Friday, June 13, 2008

Just finished a hike? Time for a tick check!

Just a reminder that when you are spending time outdoors in natural areas, you should periodically check yourself for ticks. Ticks are small parasitic arachnids that live on the blood of their hosts, which include mammals and birds. More importantly, ticks can carry a number of diseases, including Lyme disease. All ticks have three different life stages (larval, nymph, and adult), though only the nymph and adult stages are of concern for transmitting diseases. The adult stage is the most common that people hiking on trails in the Puente Hills may be exposed to. Adults find their hosts by hanging onto the tips of shrubs, grasses, etc. while waiting for an unsuspecting animal (such as yourself) to come along. Ticks don’t jump or fly, they simply grab on as you pass by. The smaller nymphs (about the size of a poppy seed) live within leaf litter on the ground. Because of their smaller size, the nymphs are the most difficult to detect, though a person would be far less likely to pick one up if only hiking a trail.

There are many different kinds of ticks in California, with two of the more common ticks being the black-legged tick and Pacific Coast tick. In California, the black-legged tick is the only one known to transmit Lyme disease, although ticks in general can carry other diseases such as Rocky Mountain spotted fever. Found elsewhere in the United States, the other carrier of Lyme disease is the deer tick. Most sources report that on average, 1 to 2 percent of adult black-legged ticks are infected with Lyme disease, as opposed to 2 to 15% of nymph ticks, though the percentage can be much greater in higher risk areas such as northwestern California and the northeastern United States. In addition, with infected ticks the risk of transmission increases the longer that the tick is attached. Therefore, it is important to regularly check yourself for ticks while outdoors in areas where ticks can be found, and also give yourself a very thorough check when you return home.

Don’t let the potential for ticks keep you from getting outdoors. There are many things that you can do to reduce your risk of getting bitten by a tick.

  • Dress appropriately. Wear light-colored clothing so that you can spot ticks easily. Wear full-length long pants, long-sleeved shirts, and hats to keep ticks off of your skin and out of your hair.

  • When hiking a trail keep to the middle of the trail and avoid brushing against vegetation (although this is often difficult depending on the trail).

  • Periodically check yourself on the trail for ticks, or better yet have a buddy help you. Ticks may be hiding in the seams of clothing. When are finished with your outdoor activities, give yourself a very thorough tick check, and then once again when you get home. Be sure to check your pets for ticks if you take them outdoors with you.

  • As an added precaution, repellents are available that can be sprayed on your clothing.

If you find a tick attached to you, remove the tick immediately with a pair of tweezers.

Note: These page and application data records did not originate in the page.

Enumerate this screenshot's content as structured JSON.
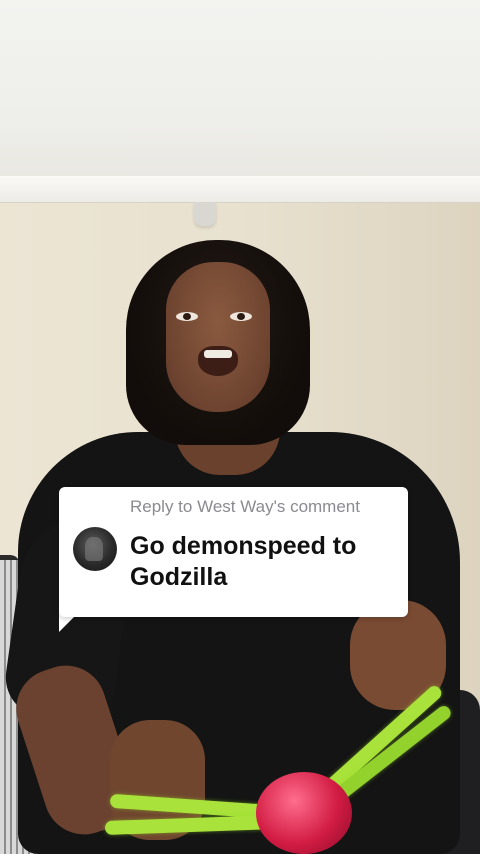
{
  "reply_sticker": {
    "header": "Reply to West Way's comment",
    "comment_text": "Go demonspeed to Godzilla",
    "avatar_icon": "commenter-avatar"
  },
  "colors": {
    "sticker_background": "#ffffff",
    "header_text": "#8a8b91",
    "comment_text": "#111111",
    "toy_band": "#a8e23a",
    "toy_ball": "#d21c43"
  }
}
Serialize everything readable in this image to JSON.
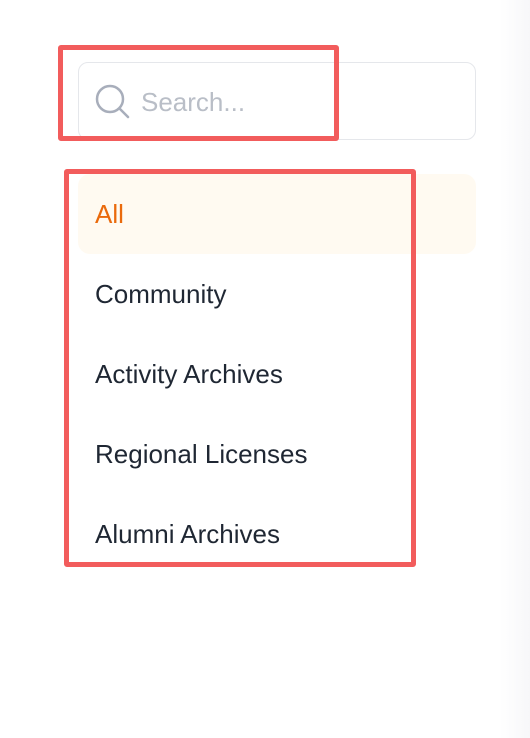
{
  "search": {
    "placeholder": "Search...",
    "value": "",
    "icon": "search-icon"
  },
  "categories": {
    "active_index": 0,
    "items": [
      {
        "label": "All",
        "active": true
      },
      {
        "label": "Community",
        "active": false
      },
      {
        "label": "Activity Archives",
        "active": false
      },
      {
        "label": "Regional Licenses",
        "active": false
      },
      {
        "label": "Alumni Archives",
        "active": false
      }
    ]
  },
  "colors": {
    "active_text": "#ea6a0c",
    "active_background": "#fffaf1",
    "text": "#1f2733",
    "placeholder": "#b9bec7",
    "border": "#e5e7eb",
    "highlight_outline": "#f25c5c"
  }
}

Research suggests that it takes from hours to one or two days for ticks to begin transmitting disease-causing bacteria. Do not use chemicals, heat or anything else that might irritate the tick and cause it to regurgitate disease-causing agents into your skin. Grasp the tick’s head/mouthparts with a pair of tweezers as close to your skin as possible. Be careful not to squash the tick, as this may force fluids from the tick into your skin. Using the tweezers, slowly and steadily pull the tick straight out. It is important not to leave any mouthparts in your skin, as this could cause a secondary infection. If you are unsure which species of tick that bit you, keep the tick in a plastic bag or vial of alcohol for later identification.

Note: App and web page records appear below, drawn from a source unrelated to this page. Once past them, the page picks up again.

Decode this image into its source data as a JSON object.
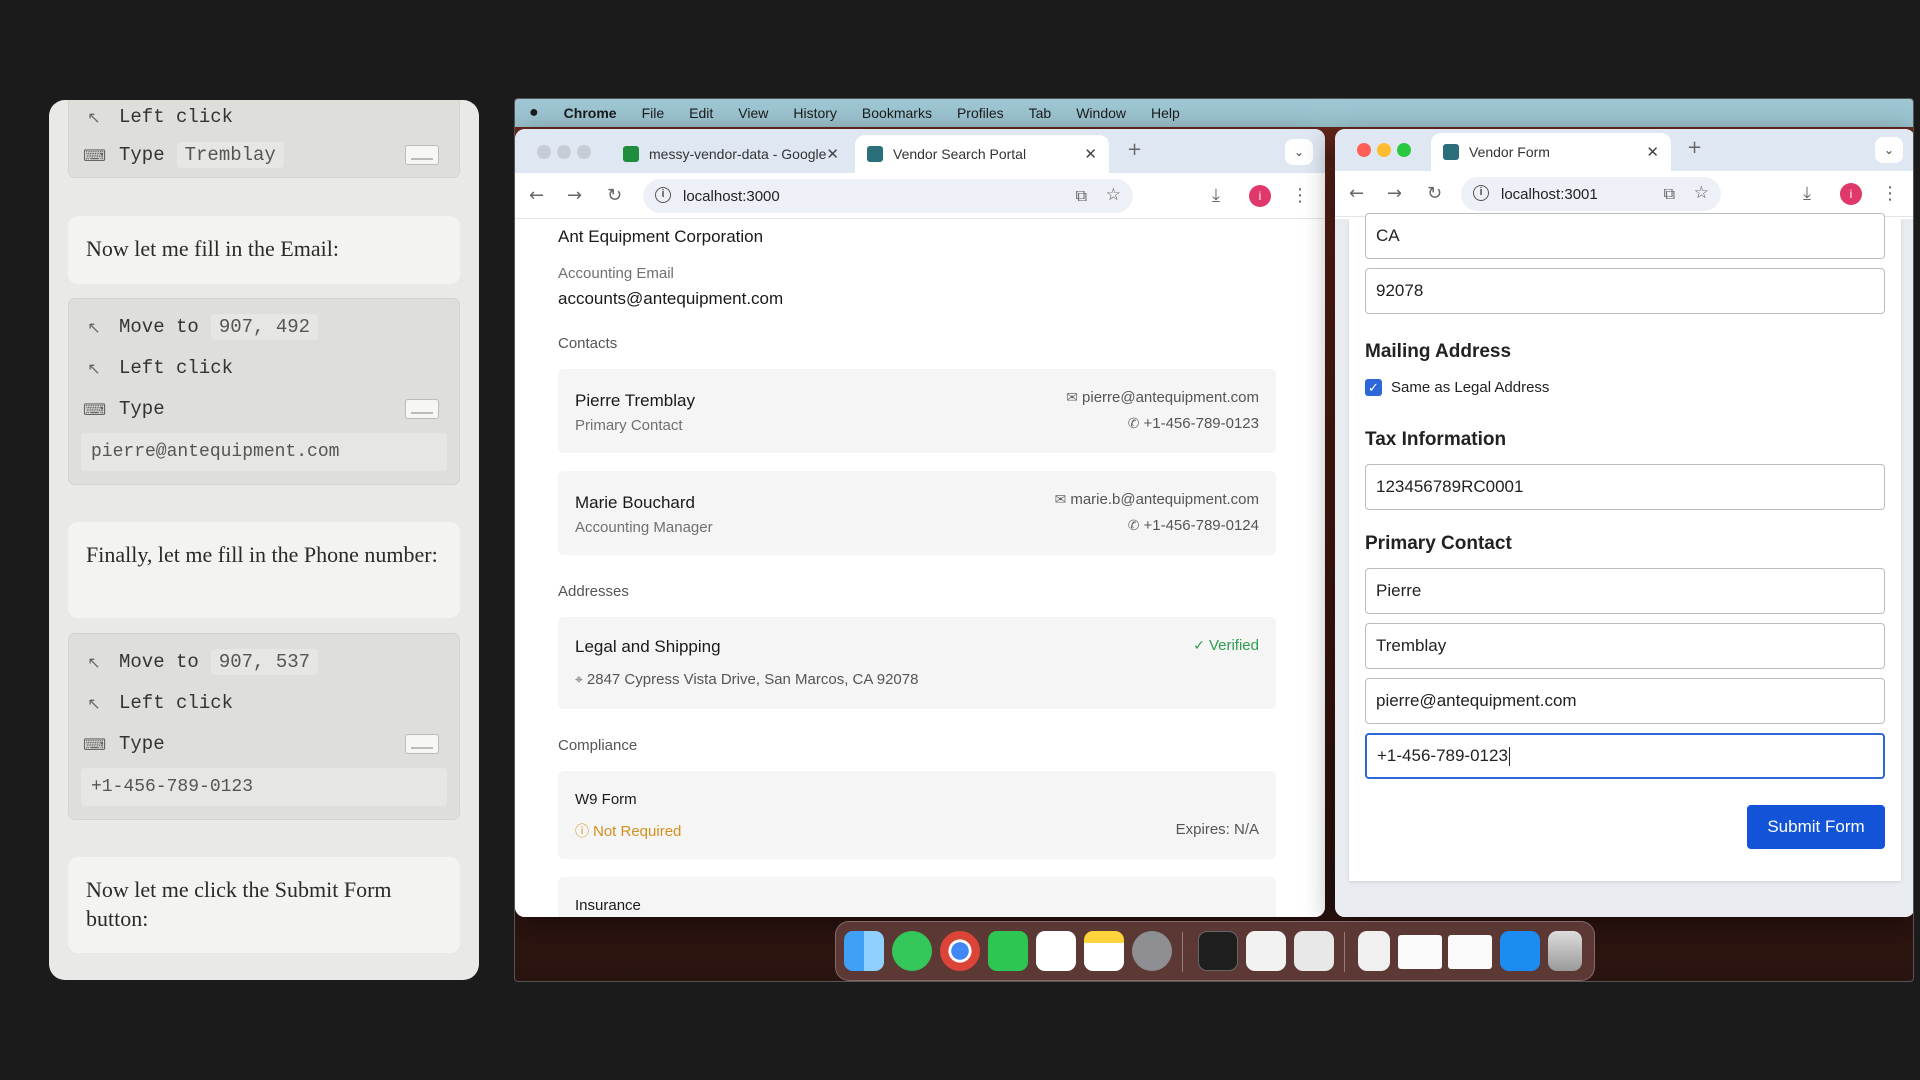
{
  "agent": {
    "step1": {
      "click_label": "Left click",
      "type_label": "Type",
      "typed_value": "Tremblay"
    },
    "msg_email": "Now let me fill in the Email:",
    "step2": {
      "move_label": "Move to",
      "move_coord": "907, 492",
      "click_label": "Left click",
      "type_label": "Type",
      "typed_value": "pierre@antequipment.com"
    },
    "msg_phone": "Finally, let me fill in the Phone number:",
    "step3": {
      "move_label": "Move to",
      "move_coord": "907, 537",
      "click_label": "Left click",
      "type_label": "Type",
      "typed_value": "+1-456-789-0123"
    },
    "msg_submit": "Now let me click the Submit Form button:"
  },
  "menubar": {
    "app": "Chrome",
    "items": [
      "File",
      "Edit",
      "View",
      "History",
      "Bookmarks",
      "Profiles",
      "Tab",
      "Window",
      "Help"
    ]
  },
  "window1": {
    "tabs": [
      {
        "label": "messy-vendor-data - Google",
        "favicon_color": "#1e8e3e"
      },
      {
        "label": "Vendor Search Portal",
        "favicon_color": "#2a6f7a"
      }
    ],
    "url": "localhost:3000",
    "profile_initial": "i",
    "company_name": "Ant Equipment Corporation",
    "accounting_email_label": "Accounting Email",
    "accounting_email": "accounts@antequipment.com",
    "contacts_heading": "Contacts",
    "contacts": [
      {
        "name": "Pierre Tremblay",
        "role": "Primary Contact",
        "email": "pierre@antequipment.com",
        "phone": "+1-456-789-0123"
      },
      {
        "name": "Marie Bouchard",
        "role": "Accounting Manager",
        "email": "marie.b@antequipment.com",
        "phone": "+1-456-789-0124"
      }
    ],
    "addresses_heading": "Addresses",
    "address": {
      "title": "Legal and Shipping",
      "status": "Verified",
      "line": "2847 Cypress Vista Drive, San Marcos, CA 92078"
    },
    "compliance_heading": "Compliance",
    "w9": {
      "title": "W9 Form",
      "status": "Not Required",
      "expires": "Expires: N/A"
    },
    "insurance_heading": "Insurance"
  },
  "window2": {
    "tab": {
      "label": "Vendor Form",
      "favicon_color": "#2a6f7a"
    },
    "url": "localhost:3001",
    "profile_initial": "i",
    "state_value": "CA",
    "zip_value": "92078",
    "mailing_heading": "Mailing Address",
    "same_as_legal_label": "Same as Legal Address",
    "same_as_legal_checked": true,
    "tax_heading": "Tax Information",
    "tax_value": "123456789RC0001",
    "contact_heading": "Primary Contact",
    "first_name": "Pierre",
    "last_name": "Tremblay",
    "email": "pierre@antequipment.com",
    "phone": "+1-456-789-0123",
    "submit_label": "Submit Form"
  },
  "colors": {
    "accent": "#1253d8",
    "verified": "#2e9e4f",
    "warning": "#d4901c",
    "profile": "#e0386a"
  }
}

After removing the tick, consult with a physician. Your doctor may prescribe a brief treatment of antibiotics out of precaution. Regardless, if you develop any flu-like symptoms within a few days to weeks of being bit, consult with your doctor. One of the common symptoms of Lyme disease is a characteristic “bulls-eye” rash that develops at the site of the bite, and then later can spread elsewhere. The technical term for this rash is erythema migrans. Other symptoms include headache, fever, fatigue, etc.

In 15 years of being a field biologist, I have literally picked hundreds of ticks off of me, and have probably had 6 or so that have attached, though I have caught them quickly. So, like anything else, the key is to be aware, educated, and responsible. Just add ticks as one more thing to your list of things to watch out for. Make a tick check a part of your regular outdoor routine!

Here is a link to a document from the California Department of Public Health website for more detailed information on ticks and Lyme disease:

No comments: